▶ [What the task requires]:
Check each line of the data for "count" and select those that have it.

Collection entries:
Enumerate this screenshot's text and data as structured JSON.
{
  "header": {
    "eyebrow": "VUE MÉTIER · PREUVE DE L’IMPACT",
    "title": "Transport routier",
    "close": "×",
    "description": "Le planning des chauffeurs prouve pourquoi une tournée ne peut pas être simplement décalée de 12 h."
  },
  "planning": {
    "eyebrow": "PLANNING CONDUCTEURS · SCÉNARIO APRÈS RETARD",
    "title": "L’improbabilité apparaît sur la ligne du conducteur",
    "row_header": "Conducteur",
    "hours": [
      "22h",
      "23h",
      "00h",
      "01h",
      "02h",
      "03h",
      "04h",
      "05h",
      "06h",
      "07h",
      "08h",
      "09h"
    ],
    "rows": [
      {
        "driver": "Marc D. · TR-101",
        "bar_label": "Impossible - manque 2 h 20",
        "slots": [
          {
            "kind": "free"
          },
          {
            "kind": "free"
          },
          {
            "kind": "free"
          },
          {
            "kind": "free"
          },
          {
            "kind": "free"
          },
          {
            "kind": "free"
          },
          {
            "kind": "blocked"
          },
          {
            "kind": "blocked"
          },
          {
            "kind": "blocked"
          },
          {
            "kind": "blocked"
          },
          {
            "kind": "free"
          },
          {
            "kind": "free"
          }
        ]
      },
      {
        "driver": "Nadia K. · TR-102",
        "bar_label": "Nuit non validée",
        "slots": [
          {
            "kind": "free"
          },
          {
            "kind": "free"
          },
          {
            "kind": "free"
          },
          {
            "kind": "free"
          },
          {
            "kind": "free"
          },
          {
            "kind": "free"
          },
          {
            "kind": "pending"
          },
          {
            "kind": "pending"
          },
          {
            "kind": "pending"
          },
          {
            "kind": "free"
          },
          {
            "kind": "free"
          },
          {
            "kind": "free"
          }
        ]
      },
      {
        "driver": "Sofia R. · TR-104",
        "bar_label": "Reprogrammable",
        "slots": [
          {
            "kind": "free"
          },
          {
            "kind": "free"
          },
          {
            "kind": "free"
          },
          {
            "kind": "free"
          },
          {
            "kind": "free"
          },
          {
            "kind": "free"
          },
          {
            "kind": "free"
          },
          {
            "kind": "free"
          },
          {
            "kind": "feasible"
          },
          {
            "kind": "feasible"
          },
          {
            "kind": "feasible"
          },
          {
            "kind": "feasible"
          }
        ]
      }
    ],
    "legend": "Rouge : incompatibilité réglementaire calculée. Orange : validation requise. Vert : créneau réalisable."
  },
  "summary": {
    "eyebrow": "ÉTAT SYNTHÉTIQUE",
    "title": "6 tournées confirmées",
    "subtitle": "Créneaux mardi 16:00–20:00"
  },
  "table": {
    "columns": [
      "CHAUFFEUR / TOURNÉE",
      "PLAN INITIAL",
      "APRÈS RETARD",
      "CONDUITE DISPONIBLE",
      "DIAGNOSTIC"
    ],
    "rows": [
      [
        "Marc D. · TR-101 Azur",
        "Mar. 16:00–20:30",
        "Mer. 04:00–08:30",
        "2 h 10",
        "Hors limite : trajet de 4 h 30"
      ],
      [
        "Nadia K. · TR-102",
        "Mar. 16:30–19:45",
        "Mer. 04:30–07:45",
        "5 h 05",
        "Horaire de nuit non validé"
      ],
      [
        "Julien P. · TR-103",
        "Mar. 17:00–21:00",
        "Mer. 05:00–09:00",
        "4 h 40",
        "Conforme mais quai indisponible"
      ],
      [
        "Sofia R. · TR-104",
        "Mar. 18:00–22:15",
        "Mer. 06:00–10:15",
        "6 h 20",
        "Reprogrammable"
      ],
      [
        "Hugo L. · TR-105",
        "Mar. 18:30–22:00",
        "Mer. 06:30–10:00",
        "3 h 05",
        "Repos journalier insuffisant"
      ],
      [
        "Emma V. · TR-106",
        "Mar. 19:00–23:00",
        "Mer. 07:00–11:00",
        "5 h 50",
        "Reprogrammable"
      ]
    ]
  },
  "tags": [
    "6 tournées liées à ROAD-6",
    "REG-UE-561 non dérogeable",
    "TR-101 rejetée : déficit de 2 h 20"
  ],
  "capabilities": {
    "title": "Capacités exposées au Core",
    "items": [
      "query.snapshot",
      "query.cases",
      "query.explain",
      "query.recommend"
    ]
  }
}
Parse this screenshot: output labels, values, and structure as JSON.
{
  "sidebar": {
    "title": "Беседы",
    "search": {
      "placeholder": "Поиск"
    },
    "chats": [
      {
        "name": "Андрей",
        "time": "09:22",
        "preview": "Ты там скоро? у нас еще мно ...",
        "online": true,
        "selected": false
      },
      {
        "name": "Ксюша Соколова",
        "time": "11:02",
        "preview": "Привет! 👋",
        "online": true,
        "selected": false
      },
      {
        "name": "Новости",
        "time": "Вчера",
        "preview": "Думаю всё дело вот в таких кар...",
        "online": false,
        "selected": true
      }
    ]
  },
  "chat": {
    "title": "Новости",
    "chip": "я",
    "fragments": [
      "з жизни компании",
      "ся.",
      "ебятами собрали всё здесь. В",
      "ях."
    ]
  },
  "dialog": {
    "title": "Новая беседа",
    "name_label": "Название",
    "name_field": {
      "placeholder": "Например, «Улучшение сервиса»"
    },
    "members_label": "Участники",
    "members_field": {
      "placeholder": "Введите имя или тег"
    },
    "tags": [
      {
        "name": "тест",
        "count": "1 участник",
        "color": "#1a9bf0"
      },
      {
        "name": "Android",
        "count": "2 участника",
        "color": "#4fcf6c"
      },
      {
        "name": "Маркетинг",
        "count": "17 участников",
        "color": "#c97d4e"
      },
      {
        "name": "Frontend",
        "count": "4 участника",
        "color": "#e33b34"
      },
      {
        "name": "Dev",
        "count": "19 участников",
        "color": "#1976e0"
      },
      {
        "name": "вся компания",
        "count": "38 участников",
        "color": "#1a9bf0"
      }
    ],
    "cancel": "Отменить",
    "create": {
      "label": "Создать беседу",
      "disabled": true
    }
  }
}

▶ [Answer to the problem]:
        "count": "1 участник",
        "count": "2 участника",
        "count": "17 участников",
        "count": "4 участника",
        "count": "19 участников",
        "count": "38 участников",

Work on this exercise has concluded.